LANSING, Mich. -- A skier plunges into cold weather intense enough to warp the metal on the weapon slung to their back. They and other competitors cut through kilometer after kilometer of the snow-covered forest before quickly unslinging their weapons to aim at their prey.

There's no use pausing to catch their breath; every second spent aiming is the time in their rivals' favor, so the biathlete must keep their eye fastened to their sights as their muzzle swings to the rhythm of their breath.

"You can't stand up with a 180 bpm heart rate and hold that rifle on the target," said Maj. Jennifer McLean-Ellis, promotable, a Michigan National Guard Surface Maintenance Division Chief at Joint Forces Headquarters in Lansing.

So she waits for the sight to weave its way over the target, then pulls the trigger.

Biathlons are the ultimate challenge for a Michigan warrior in marksmanship, movement and communication rooted in the hunting and military traditions of Scandinavia.

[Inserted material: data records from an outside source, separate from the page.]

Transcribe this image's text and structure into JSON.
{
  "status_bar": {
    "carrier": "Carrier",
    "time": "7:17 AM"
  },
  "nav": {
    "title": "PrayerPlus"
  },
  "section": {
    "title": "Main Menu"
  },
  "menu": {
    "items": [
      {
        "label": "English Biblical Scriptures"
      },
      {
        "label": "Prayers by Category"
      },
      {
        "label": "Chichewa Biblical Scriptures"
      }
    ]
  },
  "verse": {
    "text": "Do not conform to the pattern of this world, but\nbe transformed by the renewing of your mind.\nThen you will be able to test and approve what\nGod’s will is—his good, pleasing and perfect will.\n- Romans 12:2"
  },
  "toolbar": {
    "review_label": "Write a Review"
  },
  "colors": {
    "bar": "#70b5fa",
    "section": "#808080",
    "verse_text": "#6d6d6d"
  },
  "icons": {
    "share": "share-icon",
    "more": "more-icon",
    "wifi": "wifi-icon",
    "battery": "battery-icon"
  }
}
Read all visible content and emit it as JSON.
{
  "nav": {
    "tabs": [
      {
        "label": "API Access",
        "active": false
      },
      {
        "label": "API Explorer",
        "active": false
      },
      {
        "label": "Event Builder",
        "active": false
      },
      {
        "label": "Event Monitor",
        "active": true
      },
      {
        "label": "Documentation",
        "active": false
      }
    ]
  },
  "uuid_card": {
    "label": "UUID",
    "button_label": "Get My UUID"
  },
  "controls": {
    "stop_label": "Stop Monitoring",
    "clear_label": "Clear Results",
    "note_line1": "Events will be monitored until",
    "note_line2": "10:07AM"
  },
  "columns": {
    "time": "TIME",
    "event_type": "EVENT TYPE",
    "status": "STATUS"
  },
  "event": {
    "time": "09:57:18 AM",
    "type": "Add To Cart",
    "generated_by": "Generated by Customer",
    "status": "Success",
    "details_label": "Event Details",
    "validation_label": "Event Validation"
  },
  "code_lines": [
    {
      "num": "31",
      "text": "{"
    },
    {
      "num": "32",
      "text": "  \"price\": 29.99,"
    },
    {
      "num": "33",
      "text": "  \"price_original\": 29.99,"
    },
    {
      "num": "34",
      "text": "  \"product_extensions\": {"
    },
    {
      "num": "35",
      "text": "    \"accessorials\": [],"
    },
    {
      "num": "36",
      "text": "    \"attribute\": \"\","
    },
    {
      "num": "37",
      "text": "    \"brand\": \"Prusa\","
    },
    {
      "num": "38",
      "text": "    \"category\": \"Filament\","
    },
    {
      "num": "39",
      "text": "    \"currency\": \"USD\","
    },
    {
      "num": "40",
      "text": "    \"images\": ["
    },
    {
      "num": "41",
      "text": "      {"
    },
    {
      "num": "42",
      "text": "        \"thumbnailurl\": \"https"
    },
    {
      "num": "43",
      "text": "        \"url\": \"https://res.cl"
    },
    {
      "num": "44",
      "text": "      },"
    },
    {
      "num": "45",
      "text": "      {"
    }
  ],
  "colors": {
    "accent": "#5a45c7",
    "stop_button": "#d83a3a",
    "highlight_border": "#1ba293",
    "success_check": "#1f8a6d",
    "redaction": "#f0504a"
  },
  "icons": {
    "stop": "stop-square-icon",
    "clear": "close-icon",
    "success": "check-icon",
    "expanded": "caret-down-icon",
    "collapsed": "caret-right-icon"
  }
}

The Michigan Biathlon team challenges Michigan Air and Army Guardsmen to a peak of athleticism and accuracy that the native climate demands. McLean-Ellis has risen to that challenge now two years in a row, having claimed first place in the 2018 and 2019 Central Regional Championships.

"I didn't do too badly this time," she said, referencing her 2019 accomplishment.

Now she's scouting for other interested athletes to join her in the national competition. She claims anyone with a propensity for athleticism and marksmanship is an excellent candidate, regardless of whether they've ever touched skis.

"If they're in good shape, have a decent PT test, can run two miles without stopping and if they're a good shot, they can be a candidate. Any kind of athletic or marksmanship inclination is great," McLean-Ellis said.

In 2018, she helped quickly instruct the first team of Virgin Island National Guardsmen to compete in the Central Regional Championship.

"These guys have never been on skis before," McClean-Ellis said. Virgin Islands National Guard Chief Warrant Officer 4 Mervyn Mills had two days to train before the race. The first day, driving rain kept them from practicing on the trails. "The second day, he got a lesson in the morning and raced in the afternoon. He just double-pulled the whole way so he didn't have to move his feet."

Double-pulling is a method where the skier doesn't move their feet while they use the strength of their entire bodies to propel themselves forward with their ski poles. McLean-Ellis claims it requires less skill but an intense amount of core strength.

Another competitor, U.S. Virgin Islands National Guard Capt. Marcus Sydney, a triathlete, completed both the 7.5 km Sprint Race and the 10 km Pursuit Format Race in the novice category, despite the competition being his first time on skis.

"He was skiing really well by the end of the week," McClean-Ellis said.

The biathlon team was and continues to be, an excellent opportunity for Michigan and U.S. Virgin Islands state partners to collaborate and strengthen their National Guardsmen.